Open firearms include any semi-automatic handgun or revolver that is serviceable and safe. Open firearms are allowed to have any modifications that do not interfere with the guns safety. Most Bianchi Cup open guns include a compensator, a red-dot optic, and wings to stabilize the gun on the barricades. Bianchi Cup requires a minimum caliber of 9x19mm.
Metallic guns have a maximum barrel length and sight radius. They also prohibit wings, peep, ghost optical or electronic sights, grips that encircle the hand, thumb rests, and compensators or ported barrels. While you can build sport-specific metallic guns, the most popular firearms for this division are 1911-style pistols, such as the Nighthawk Custom I was using.

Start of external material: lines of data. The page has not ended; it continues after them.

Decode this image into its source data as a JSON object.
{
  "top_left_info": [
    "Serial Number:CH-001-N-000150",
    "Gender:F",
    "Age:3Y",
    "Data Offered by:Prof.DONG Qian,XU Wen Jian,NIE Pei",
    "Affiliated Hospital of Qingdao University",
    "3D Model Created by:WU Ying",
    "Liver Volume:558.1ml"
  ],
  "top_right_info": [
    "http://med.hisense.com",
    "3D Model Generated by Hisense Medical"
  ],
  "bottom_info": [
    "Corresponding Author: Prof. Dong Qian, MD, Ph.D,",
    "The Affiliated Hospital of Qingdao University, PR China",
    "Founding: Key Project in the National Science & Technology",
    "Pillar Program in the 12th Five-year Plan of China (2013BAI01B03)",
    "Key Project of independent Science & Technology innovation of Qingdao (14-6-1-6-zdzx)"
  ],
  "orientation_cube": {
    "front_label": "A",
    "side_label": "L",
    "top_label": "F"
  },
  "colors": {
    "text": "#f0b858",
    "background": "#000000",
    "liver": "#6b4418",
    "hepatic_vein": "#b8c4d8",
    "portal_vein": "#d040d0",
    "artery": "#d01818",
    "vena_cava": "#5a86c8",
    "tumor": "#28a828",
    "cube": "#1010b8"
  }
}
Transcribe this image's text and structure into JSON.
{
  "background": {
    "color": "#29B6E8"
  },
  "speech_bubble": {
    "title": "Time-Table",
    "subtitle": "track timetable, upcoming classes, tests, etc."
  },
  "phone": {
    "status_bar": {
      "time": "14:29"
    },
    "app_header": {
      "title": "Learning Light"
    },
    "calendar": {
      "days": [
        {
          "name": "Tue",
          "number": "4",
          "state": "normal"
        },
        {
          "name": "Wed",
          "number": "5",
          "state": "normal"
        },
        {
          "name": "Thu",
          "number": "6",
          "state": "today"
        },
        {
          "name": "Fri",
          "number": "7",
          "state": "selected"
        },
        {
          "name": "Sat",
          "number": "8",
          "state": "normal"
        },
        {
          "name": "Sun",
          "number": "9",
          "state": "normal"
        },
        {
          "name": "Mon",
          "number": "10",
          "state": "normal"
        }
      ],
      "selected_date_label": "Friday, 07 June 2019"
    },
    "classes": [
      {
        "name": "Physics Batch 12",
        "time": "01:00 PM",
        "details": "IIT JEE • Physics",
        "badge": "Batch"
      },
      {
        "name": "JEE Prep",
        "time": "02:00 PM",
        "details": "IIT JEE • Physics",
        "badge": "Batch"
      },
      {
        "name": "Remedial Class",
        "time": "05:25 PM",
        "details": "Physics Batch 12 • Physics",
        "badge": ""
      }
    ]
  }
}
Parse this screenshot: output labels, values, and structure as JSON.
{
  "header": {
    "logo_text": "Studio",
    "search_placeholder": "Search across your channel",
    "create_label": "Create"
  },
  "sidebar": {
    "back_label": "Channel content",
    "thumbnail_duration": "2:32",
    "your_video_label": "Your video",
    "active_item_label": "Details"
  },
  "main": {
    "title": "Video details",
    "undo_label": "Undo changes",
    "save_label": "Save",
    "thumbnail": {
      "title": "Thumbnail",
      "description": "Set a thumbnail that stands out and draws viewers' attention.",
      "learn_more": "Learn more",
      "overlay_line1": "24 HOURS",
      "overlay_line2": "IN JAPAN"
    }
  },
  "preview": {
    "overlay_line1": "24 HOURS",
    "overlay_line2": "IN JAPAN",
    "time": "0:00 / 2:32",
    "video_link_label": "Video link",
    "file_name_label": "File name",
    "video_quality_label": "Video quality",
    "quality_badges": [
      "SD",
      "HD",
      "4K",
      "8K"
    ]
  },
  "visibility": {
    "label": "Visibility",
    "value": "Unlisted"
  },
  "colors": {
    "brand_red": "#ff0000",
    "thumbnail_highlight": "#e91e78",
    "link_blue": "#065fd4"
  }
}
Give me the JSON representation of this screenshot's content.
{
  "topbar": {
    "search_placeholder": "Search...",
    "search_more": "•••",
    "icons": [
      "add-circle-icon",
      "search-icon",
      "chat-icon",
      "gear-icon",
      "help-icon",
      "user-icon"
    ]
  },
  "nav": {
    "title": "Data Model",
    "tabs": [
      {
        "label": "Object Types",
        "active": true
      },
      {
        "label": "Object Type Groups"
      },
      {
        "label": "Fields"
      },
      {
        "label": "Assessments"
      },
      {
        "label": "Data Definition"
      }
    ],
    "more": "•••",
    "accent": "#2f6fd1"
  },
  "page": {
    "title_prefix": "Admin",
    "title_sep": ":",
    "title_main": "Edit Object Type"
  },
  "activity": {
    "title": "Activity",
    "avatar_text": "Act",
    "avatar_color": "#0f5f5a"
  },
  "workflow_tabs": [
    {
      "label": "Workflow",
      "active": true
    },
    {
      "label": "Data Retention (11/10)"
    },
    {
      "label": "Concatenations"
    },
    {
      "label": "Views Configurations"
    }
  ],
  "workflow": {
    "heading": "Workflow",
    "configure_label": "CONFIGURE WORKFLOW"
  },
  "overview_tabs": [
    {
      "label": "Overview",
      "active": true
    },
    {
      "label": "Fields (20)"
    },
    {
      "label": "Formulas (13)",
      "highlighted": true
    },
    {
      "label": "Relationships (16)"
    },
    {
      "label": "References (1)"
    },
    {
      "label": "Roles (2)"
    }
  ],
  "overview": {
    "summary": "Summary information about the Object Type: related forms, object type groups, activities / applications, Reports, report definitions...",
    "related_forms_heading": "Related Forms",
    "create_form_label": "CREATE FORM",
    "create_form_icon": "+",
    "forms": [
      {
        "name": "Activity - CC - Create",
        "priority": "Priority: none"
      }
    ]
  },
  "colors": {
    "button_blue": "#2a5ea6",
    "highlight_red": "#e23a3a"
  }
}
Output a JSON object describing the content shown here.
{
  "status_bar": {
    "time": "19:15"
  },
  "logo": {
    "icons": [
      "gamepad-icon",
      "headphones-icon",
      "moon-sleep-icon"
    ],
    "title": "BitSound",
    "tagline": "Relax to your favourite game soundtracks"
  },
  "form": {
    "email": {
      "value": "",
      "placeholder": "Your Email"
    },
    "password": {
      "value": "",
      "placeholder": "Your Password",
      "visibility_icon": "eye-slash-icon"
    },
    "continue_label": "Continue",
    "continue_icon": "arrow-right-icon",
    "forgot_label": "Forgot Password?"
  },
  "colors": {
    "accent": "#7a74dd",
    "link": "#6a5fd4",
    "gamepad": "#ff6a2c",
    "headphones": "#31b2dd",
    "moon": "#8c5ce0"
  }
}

The production division was designed to spread the sport at a grass roots level. The idea is that shooters can use factory guns out of the box and avoid an equipment race. Limitations on production guns include, but are not limited to, grip stippling, trigger weight, wide-style hammers and triggers, modifications to the slide and frame, single-action only guns, compensators, and only draw-from-the-top holsters may be used.
I was nervous going into my first Bianchi Cup, but part of what helped me through the nervousness was knowing I had an awesome gun and a sweet set up. Nighthawk Custom sent me this awesome 1911 in 9mm designed for Advanced Armament Corp. (You know, the cool guys who make silencers?) and decked out with a bunch of cool features. Most recognizable are the AAC grips, the tall sights and the threaded silencer-ready barrel. Not that any of these helped me shoot the Cup, but they gave me automatic awesome points, which are invaluable in any competition.
The one thing about the gun that was extremely important to shooting the Cup was its accuracy. It hit where it was supposed to every single time. Having a heavy full-steel 9mm was also important to me, since that made the recoil more controllable and helped me get the gun back on target much quicker. Sure, it isn’t a Bianchi Cup metallic gun by any means, but it was fun to shoot, and the whole point is to have a good time, isn’t it?
THE 2013 WINNERS
2013 Bianchi Cup Champion – Doug Koenig
Metallic Champion – Rob Vadasz
Production Champion – Enoch Smith
Women’s Champion – Jessie Duff
Junior’s Champion – Tiffany Piper
Senior’s Champion – Kelley Gilmore
Grand Senior’s Champion – John Sanders
By Shelley Rae. Originally published in the July 2013 issue of GunUp the Magazine.